▶ **INSTRUCTIONS TO FOLLOW**
All lines holding the word "Enabling" in the listing below need to be copied.

▶ **SOURCE MATERIAL**
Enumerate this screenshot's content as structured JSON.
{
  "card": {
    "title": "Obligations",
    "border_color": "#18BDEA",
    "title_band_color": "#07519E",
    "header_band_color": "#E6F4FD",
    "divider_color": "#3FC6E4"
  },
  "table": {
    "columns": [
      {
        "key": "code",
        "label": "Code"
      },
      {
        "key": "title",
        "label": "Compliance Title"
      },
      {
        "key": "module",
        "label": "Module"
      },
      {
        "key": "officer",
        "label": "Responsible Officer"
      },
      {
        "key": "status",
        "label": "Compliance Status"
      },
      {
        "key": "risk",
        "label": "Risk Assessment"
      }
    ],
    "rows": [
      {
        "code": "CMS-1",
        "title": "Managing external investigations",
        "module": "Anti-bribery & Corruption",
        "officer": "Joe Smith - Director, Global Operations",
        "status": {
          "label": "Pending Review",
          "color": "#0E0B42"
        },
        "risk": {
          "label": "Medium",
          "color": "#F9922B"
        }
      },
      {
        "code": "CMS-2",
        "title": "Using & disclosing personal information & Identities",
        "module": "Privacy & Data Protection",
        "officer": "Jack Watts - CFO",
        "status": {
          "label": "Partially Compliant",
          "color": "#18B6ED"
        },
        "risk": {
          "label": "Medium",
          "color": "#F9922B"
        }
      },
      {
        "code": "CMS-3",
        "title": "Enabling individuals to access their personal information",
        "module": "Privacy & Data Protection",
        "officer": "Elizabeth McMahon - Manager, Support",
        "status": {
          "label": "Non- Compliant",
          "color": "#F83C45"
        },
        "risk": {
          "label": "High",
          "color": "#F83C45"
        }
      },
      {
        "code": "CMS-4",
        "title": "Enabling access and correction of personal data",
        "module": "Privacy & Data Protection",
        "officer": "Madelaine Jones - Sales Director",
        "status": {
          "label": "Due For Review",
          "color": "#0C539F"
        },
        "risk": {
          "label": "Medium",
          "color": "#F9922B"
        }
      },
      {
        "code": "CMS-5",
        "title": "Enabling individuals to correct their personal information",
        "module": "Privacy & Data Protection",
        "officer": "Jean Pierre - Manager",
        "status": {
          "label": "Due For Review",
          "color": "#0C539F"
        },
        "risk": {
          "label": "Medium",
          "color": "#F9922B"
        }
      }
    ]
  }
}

▶ **TASK RESULT**
        "title": "Enabling individuals to access their personal information",
        "title": "Enabling access and correction of personal data",
        "title": "Enabling individuals to correct their personal information",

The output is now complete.